I am not sure I always have the courage it takes to hold such a conversation honestly. But I’d like to think I can rise to the occasion.

10 minute VR modeler

November 11th, 2019

To test my little VR laboratory, I gave myself 10 minutes to implement the very beginnings of a VR geometric modeling system. It’s not much, but it’s a good start.

You can see me trying it out by clicking on the image below.

I am encouraged by the fact that it took so little time to get this far. I am looking forward to building out other capabilities, like snapping objects together, changing colors and textures, designing custom forms and creating animated creatures.

I don’t expect that I will end up with a modeler that will do everything. But I do expect to learn a lot in the process.

Besides, it’s really fun. :-)

Going for a walk in the Taj Mahal

November 10th, 2019

I have been having so much fun hanging out in my virtualized lab space, that I’m thinking of moving much of my research there. It wouldn’t be a physical move so much as a perceptual one.

After all, I will still be in the lab. Anybody who wants to join me can simply put on a VR headset, grab a pair of controllers, and join in the fun.

In this alternate version of our lab, we will all have super powers. We can create objects simply by waving our hands, change the appearance of the world around us at will, draw animations in the air. Or maybe, just for fun. going for a walk in the Taj Mahal.

Of course we will know that we are not the real world, but that shouldn’t be a problem. When you read a book or see a movie, you also know that what you are experiencing is not actually the real world.

Any sort of virtual experience, be it a book, a play, a film or a computer game, is both less and more than reality. Broadly speaking, these are all forms of literature, tools for sharing and exploring alternate worlds of our imagination.

I wonder what will happen as we get progressively better at blending the serious purpose of collaborative work with the tools of shared immersive experience. Will our collective understanding of reality change as well?

I guess we will find out.


November 9th, 2019

Forty years ago today
The Wall was taken down
Today’s the anniversary
Of something quite profound

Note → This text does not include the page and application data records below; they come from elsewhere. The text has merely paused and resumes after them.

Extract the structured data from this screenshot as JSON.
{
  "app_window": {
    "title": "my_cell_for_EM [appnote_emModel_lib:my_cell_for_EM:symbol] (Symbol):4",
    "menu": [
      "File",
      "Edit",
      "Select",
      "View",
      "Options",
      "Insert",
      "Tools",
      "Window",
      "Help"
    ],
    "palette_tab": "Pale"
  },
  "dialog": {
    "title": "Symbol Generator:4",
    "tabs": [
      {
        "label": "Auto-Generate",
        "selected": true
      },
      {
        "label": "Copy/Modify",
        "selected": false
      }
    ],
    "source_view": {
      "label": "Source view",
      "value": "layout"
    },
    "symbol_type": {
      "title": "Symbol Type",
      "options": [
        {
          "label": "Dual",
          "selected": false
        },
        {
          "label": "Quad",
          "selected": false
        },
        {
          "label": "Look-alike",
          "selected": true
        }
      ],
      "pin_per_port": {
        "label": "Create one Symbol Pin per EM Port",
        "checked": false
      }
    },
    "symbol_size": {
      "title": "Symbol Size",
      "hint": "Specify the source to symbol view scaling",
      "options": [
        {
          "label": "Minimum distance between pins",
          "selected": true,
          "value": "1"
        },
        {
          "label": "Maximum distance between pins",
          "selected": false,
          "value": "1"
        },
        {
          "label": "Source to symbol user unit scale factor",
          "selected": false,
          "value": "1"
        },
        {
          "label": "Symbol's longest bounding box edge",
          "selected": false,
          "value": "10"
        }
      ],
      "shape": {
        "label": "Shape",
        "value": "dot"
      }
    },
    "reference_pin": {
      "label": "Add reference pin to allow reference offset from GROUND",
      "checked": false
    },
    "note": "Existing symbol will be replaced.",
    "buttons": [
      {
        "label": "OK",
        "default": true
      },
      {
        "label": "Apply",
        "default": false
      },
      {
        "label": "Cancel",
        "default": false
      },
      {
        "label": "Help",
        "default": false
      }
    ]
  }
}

Then three years ago today
(A date that still appalls)
We voted in a guy who vowed
To put up brand new Walls

Why then did we bother
To go through all that fuss?
It makes me wonder what the hell
Is wrong with all of us